Stanley Kubrick spent a long time lost in the wilderness of The Shining, and perhaps fittingly for the famously brutal director, it has a back-story to match its on-screen horrors. Most famous is the off-screen feud between Kubrick and the author of the book the film is based on, Stephen King. King’s voice was becoming increasingly popular when the film was released in 1980; he was on his way to becoming a genuine pop culture phenomenon, and his famous distaste for the film drew much media attention, so much that it threatened to overshadow the film itself. Thankfully, Kubrick was an imposing, conniving, controlling maelstrom of a director, the kind of man who, for good or bad, would never release a film that would stand behind its backstory in import. Perhaps because of all the tensions surrounding the film’s production, he had no real choice but to up and direct a masterpiece. He succeeded.
Edited May 2016
Preface: Now that I’ve finally decided to go “old” with the blog, I’m doing it in style with not just a regular “old” film, but two, and two that have ripened with age. For this week’s Midnight Screenings, the ’90s, ’80s, ’70s, ’60s, ’50s, and ’40s wouldn’t do. I’m taking it back to two of the granddaddys of filmmaking from the early ’30s, two of the earliest “talkies” and two supreme influences on Midnight Cinema from a time where films could be more openly playful and subversive as filmmakers were still trying to prod and poke at the medium to expose its limits and possibilities.
After the monstrous (I couldn’t resist) success of James Whale’s extremely influential 1931 adaptation of Frankenstein, production on a second film was almost a sure-thing (after all, Mary Shelley’s Frankenstein, the book, had yet to be wholly adapted). As the first film was loved even in its day, one would assume re-creating this formula with slight changes would be sufficient for another success – a sure-thing, in other words.
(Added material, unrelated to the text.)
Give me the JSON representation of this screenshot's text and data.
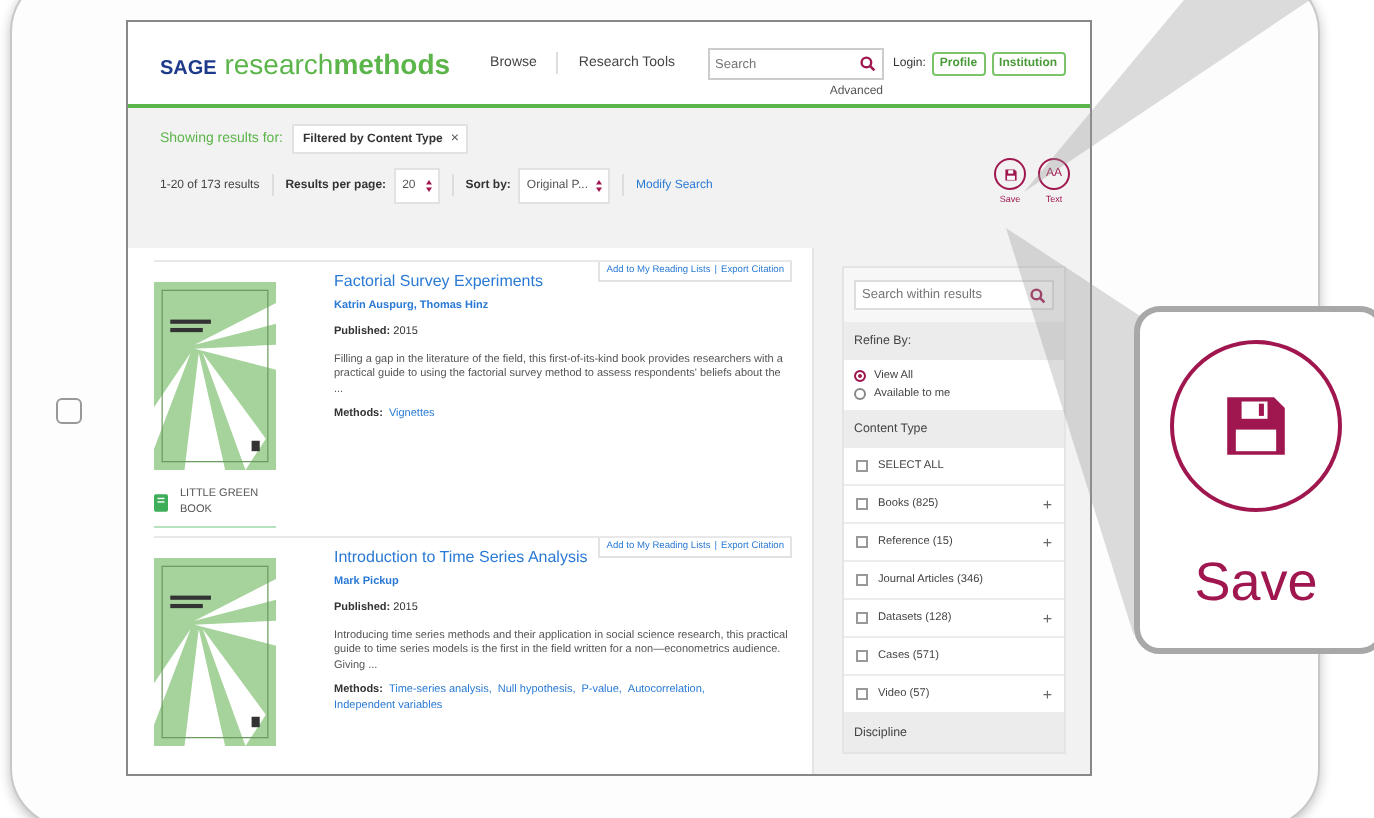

Taking a good, long four years to release it however, Whale and new screenwriter William Hurlbert had something else in mind. Bride of Frankenstein is less a horror movie than a Gothic playground hopped up on psycho-sexual energy, a carnival of camp and winking terror, a delightful parlor-trick of a film spreading its wings and exploring every nook and cranny of the human condition it can find, and doing so with such a sheer sense of joy it can’t but be contagious. It is a film mirrored by nothing before and, quite possibly, nothing since. Continue reading